Offering several daily specials and a consistent menu of favorites, Valentina provides diners with classically prepared, wholesome central and southern Italian cooking with few frills and fantastic flavors. Don't miss their homemade gnocchi with your choice of 3 sauces (I waffle back and forth between the pesto and the tomato basil) or their competent and tasty thin crust pizzas. I've also had many of their daily specials, both fish and meat, and they are always made with extremely fresh ingredients, simple and refreshing spices, and lots of care. The desserts are simple and good. I'm a big fan of their tiramisu, which although sometimes a little drier than it could be is nearly perfect in flavor. I'm also a big panna cotta fan, and theirs is tip tops, with kiwi and berry coulis artfully drizzled.
The wine list is compact but serviceable, offering several wines by the glass including an excellent Primitivo, as well as a decent selection of California and Italian reds and whites.
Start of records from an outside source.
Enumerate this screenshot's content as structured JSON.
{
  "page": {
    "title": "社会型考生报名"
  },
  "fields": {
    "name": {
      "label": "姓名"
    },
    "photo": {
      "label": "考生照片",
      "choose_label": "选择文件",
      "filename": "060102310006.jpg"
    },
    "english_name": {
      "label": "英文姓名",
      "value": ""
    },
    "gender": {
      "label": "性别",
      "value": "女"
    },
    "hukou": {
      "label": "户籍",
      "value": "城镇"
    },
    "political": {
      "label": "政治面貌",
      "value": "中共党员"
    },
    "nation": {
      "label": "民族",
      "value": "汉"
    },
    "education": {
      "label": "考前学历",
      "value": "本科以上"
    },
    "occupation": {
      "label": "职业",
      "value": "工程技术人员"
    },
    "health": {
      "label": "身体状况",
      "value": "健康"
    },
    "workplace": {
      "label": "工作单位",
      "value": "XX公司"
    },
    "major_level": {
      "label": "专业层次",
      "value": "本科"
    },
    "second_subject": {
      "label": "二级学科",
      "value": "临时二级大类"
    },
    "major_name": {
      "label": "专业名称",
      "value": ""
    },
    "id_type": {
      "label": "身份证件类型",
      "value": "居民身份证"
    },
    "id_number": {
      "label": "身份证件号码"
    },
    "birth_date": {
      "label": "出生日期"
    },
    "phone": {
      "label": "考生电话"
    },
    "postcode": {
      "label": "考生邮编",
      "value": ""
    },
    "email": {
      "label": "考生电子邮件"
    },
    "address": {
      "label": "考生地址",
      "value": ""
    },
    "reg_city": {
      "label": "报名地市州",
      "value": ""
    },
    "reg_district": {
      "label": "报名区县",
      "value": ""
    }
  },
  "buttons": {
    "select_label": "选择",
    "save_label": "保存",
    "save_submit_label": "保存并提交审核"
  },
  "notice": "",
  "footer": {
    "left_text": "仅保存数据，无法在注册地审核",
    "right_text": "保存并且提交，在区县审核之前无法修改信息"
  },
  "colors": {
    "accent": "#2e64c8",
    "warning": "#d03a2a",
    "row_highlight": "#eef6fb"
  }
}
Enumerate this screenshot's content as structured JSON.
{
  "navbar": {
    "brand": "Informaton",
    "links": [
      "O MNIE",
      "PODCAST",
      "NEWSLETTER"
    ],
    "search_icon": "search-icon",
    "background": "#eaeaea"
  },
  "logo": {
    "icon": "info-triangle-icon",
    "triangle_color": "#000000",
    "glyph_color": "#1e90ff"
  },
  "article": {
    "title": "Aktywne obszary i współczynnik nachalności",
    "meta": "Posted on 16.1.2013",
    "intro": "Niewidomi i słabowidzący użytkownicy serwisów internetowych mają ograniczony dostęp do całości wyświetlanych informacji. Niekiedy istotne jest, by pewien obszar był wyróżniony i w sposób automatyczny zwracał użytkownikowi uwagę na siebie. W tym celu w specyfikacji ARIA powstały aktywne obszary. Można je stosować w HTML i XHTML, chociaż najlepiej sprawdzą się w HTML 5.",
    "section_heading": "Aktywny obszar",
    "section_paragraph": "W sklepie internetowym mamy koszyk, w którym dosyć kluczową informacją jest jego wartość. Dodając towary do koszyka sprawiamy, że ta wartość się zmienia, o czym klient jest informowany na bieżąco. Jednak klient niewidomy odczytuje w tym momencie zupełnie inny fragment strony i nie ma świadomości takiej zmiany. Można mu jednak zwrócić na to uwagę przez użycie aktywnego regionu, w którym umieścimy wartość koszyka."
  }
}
Corkage is a reasonable $10 so feel free to bring that Brunello you've been saving.
Valentina is not the best Italian restaurant in the city, but its one of the most authentic, not really because of its food, but because it is a family affair from start to finish " by the time you're done with your meal, you'll feel like you're part of the family, and you'll always be welcome.
How much?: Appetizers, entrees, and dessert for two with a couple of glasses of wine will run you about $65.
419 Cortland Ave.
San Francisco, CA 94110
Parking on Cortland can be tough, but stray a few blocks away on the neighborhood streets and you should find some. Be careful about blocking driveways (one of them could be mine !!)
A wine book like no other. Photographs, essays, and wine recommendations. Learn more.
La Paulee de San Francisco: March 12-15, San Francisco Vinography Images: First Light Vinography Unboxed: Week of February 2, 2014 Tasting Organic Rosé Wines from the South of France Vinography Images: Wine Lake 10 Years of Blogging About Wine Debating Robert Parker At His Invitation Organic Wines of the Languedoc: An Initial Taste 2014 World of Pinot Noir Tasting: Feb 28-Mar 1, Santa Barbara, CA Vinography Images: Grape Lantern
Masuizumi Junmai Daiginjo, Toyama Prefecture Wine.Com Gives Retailers (and Consumers) the Finger 1961 Hospices de Beaune Emile Chandesais, Burgundy Wine Over Time The Better Half of My Palate 1999 KirÃ¡lyudvar "Lapis" Tokaji Furmint, Hungary What's Allowed in Your Wine and Winemaking Why Community Tasting Notes Sites Will Fail Appreciating Wine in Context The Soul vs. The Market 1989 Fiorano Botte 48 Semillion,Italy